Most recently, our work has focused on secretion of oxytocin and vasopressin within the brain, from the dendrites of magnocellular neurons. This central release may be of particular importance for the behavioural effects of these peptides.
We have shown that dendritic release is regulated semiindependently of axonal release; dendritic release can be evoked by peptides that mobilise intracellular calcium stores, but activity-dependent dendritic release requires a preparatory phase, called 'priming'.
For many years I have been interested in how information is processed by neurons, and specifically in how information is coded by patterns of electrical activity, especially the patterns generated by neuroendocrine neurons.
We have also contributed to understanding how these patterns are generated. This work involves experimental analysis of pattern generation, statistical analysis of firing patterns, and computational modelling of both single neurones and networks of neurones.
During my time in Edinburgh, my research has been funded by grants from
- European Commission Framework 4, 5, 6 and 7
- The Wellcome Trust
- Medical Research Council
- Merck & Co
- Biotechnology and Biological Sciences Research Council
- Nancy Sabatier (Postdoctoral fellow)
- Duncan Macgregor (Postdoctoral fellow)
- John Menzies (Postdoctoral fellow)
- Fabrice Plaisier (Postdoctoral fellow)
- Amy Warnock (PhD student)
- Jorge Maicas Royo (PhD student)
- Catherine Hume (PhD student)

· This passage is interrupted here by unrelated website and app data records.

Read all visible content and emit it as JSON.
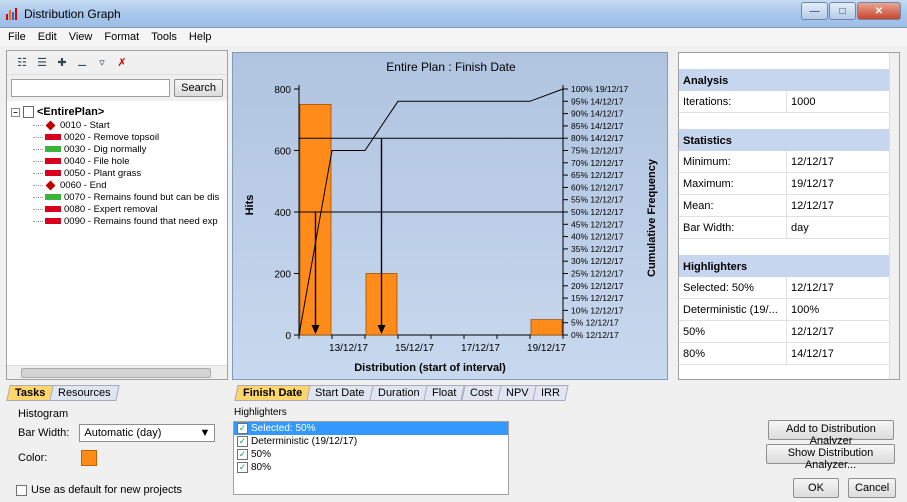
{
  "window": {
    "title": "Distribution Graph"
  },
  "menu": [
    "File",
    "Edit",
    "View",
    "Format",
    "Tools",
    "Help"
  ],
  "search": {
    "button_label": "Search",
    "value": ""
  },
  "tree": {
    "root": "<EntirePlan>",
    "items": [
      {
        "label": "0010 - Start",
        "type": "milestone"
      },
      {
        "label": "0020 - Remove topsoil",
        "type": "red"
      },
      {
        "label": "0030 - Dig normally",
        "type": "green"
      },
      {
        "label": "0040 - File hole",
        "type": "red"
      },
      {
        "label": "0050 - Plant grass",
        "type": "red"
      },
      {
        "label": "0060 - End",
        "type": "milestone"
      },
      {
        "label": "0070 - Remains found but can be dis",
        "type": "green"
      },
      {
        "label": "0080 - Expert removal",
        "type": "red"
      },
      {
        "label": "0090 - Remains found that need exp",
        "type": "red"
      }
    ]
  },
  "chart_data": {
    "type": "bar",
    "title": "Entire Plan : Finish Date",
    "xlabel": "Distribution (start of interval)",
    "ylabel": "Hits",
    "y2label": "Cumulative Frequency",
    "bar_color": "#ff8c1a",
    "ylim": [
      0,
      800
    ],
    "yticks": [
      0,
      200,
      400,
      600,
      800
    ],
    "x_ticks": [
      "13/12/17",
      "15/12/17",
      "17/12/17",
      "19/12/17"
    ],
    "bars": [
      {
        "start": "12/12/17",
        "value": 750
      },
      {
        "start": "14/12/17",
        "value": 200
      },
      {
        "start": "19/12/17",
        "value": 50
      }
    ],
    "cumulative_labels": [
      "0% 12/12/17",
      "5% 12/12/17",
      "10% 12/12/17",
      "15% 12/12/17",
      "20% 12/12/17",
      "25% 12/12/17",
      "30% 12/12/17",
      "35% 12/12/17",
      "40% 12/12/17",
      "45% 12/12/17",
      "50% 12/12/17",
      "55% 12/12/17",
      "60% 12/12/17",
      "65% 12/12/17",
      "70% 12/12/17",
      "75% 12/12/17",
      "80% 14/12/17",
      "85% 14/12/17",
      "90% 14/12/17",
      "95% 14/12/17",
      "100% 19/12/17"
    ],
    "cumulative_curve": [
      {
        "x": "12/12/17",
        "pct": 0
      },
      {
        "x": "13/12/17",
        "pct": 75
      },
      {
        "x": "14/12/17",
        "pct": 75
      },
      {
        "x": "15/12/17",
        "pct": 95
      },
      {
        "x": "19/12/17",
        "pct": 95
      },
      {
        "x": "20/12/17",
        "pct": 100
      }
    ],
    "highlights": [
      {
        "label": "50%",
        "pct": 50,
        "x": "12/12/17"
      },
      {
        "label": "80%",
        "pct": 80,
        "x": "14/12/17"
      }
    ]
  },
  "analysis": {
    "heading": "Analysis",
    "rows": [
      {
        "k": "Iterations:",
        "v": "1000"
      }
    ]
  },
  "statistics": {
    "heading": "Statistics",
    "rows": [
      {
        "k": "Minimum:",
        "v": "12/12/17"
      },
      {
        "k": "Maximum:",
        "v": "19/12/17"
      },
      {
        "k": "Mean:",
        "v": "12/12/17"
      },
      {
        "k": "Bar Width:",
        "v": "day"
      }
    ]
  },
  "highlighters_panel": {
    "heading": "Highlighters",
    "rows": [
      {
        "k": "Selected: 50%",
        "v": "12/12/17"
      },
      {
        "k": "Deterministic (19/...",
        "v": "100%"
      },
      {
        "k": "50%",
        "v": "12/12/17"
      },
      {
        "k": "80%",
        "v": "14/12/17"
      }
    ]
  },
  "left_tabs": [
    {
      "label": "Tasks",
      "active": true
    },
    {
      "label": "Resources",
      "active": false
    }
  ],
  "main_tabs": [
    {
      "label": "Finish Date",
      "active": true
    },
    {
      "label": "Start Date",
      "active": false
    },
    {
      "label": "Duration",
      "active": false
    },
    {
      "label": "Float",
      "active": false
    },
    {
      "label": "Cost",
      "active": false
    },
    {
      "label": "NPV",
      "active": false
    },
    {
      "label": "IRR",
      "active": false
    }
  ],
  "histogram": {
    "group_label": "Histogram",
    "bar_width_label": "Bar Width:",
    "bar_width_value": "Automatic (day)",
    "color_label": "Color:",
    "color": "#ff8c1a",
    "default_label": "Use as default for new projects"
  },
  "highlighters_list": {
    "label": "Highlighters",
    "items": [
      {
        "label": "Selected: 50%",
        "checked": true,
        "selected": true
      },
      {
        "label": "Deterministic (19/12/17)",
        "checked": true,
        "selected": false
      },
      {
        "label": "50%",
        "checked": true,
        "selected": false
      },
      {
        "label": "80%",
        "checked": true,
        "selected": false
      }
    ]
  },
  "buttons": {
    "add": "Add to Distribution Analyzer",
    "show": "Show Distribution Analyzer...",
    "ok": "OK",
    "cancel": "Cancel"
  }
}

I have an extensive network of collaborators around the world, apart from my collaborators in Edinburgh and those on my current European grants, they include:
- Suzanne Dickson (University of Gothenburg, Sweden) and other members of the Diabesity consortium (http://www.diabesity.eu/)
- Yoiche Ueta (Kitakyushu, Japan)
- Tatsushi Onaka (Jichi, Japan)
- Jianfeng Feng (University of Warwick)
- Colin Brown (University of Otago, New Zealand)
Chen SJ, Yang JF, Kong FP, Ren JL, Hao K, Li M, Yuan Y, Chen XC, Yu RS, Li JF, Leng G, Chen XQ, Du JZ. (2014) Overactivation of corticotropin-releasing factor receptor type 1 and aquaporin-4 by hypoxia induces cerebral edema.Proc Natl Acad Sci U S A. Aug 21.
Tobin VA, Hashimoto H, Wacker DW, Takayanagi Y, Langnaese K, Caquineau C, Noack J, Landgraf R, Onaka T, Leng G, Meddle SL, Engelmann M, Ludwig M (2010) An intrinsic vasopressin system in the olfactory bulb is involved in social recognition. Nature 464:413-7
Rossoni E, Feng J, Tirozzi B, Brown D, Leng G, Moos F (2008) Emergent synchronous bursting of oxytocin neuronal network. PLoS Computl Biol Jul 18;4(7):e1000123
Johnstone LE, Fong TM, Leng G (2006) Neuronal activation in the hypothalamus and brainstem during feeding in rats. Cell Metabol 4:313-21. PMID: 17011504
Ludwig M, Leng G (2006) Dendritic peptide release and peptide-dependent behaviours. Nature Neurosci Reviews 7:126-136
Sabatier N, Caquineau C, Bull P, Douglas AJ, Dayanithi G, Guan XM, Jiang M, Van der Ploeg L, Leng G (2003) Alpha-melanocyte-stimulating hormone stimulates oxytocin release from the dendrites of hypothalamic neurons while inhibiting oxytocin release from their terminals in the neurohypophysis J Neurosci 23:10351-10358
Ludwig M, Sabatier N, Bull PM, Landgraf R, Dayanithi G, Leng G. (2002) Intracellular calcium stores regulate activity-dependent neuropeptide release from dendrites. Nature 418: 85-89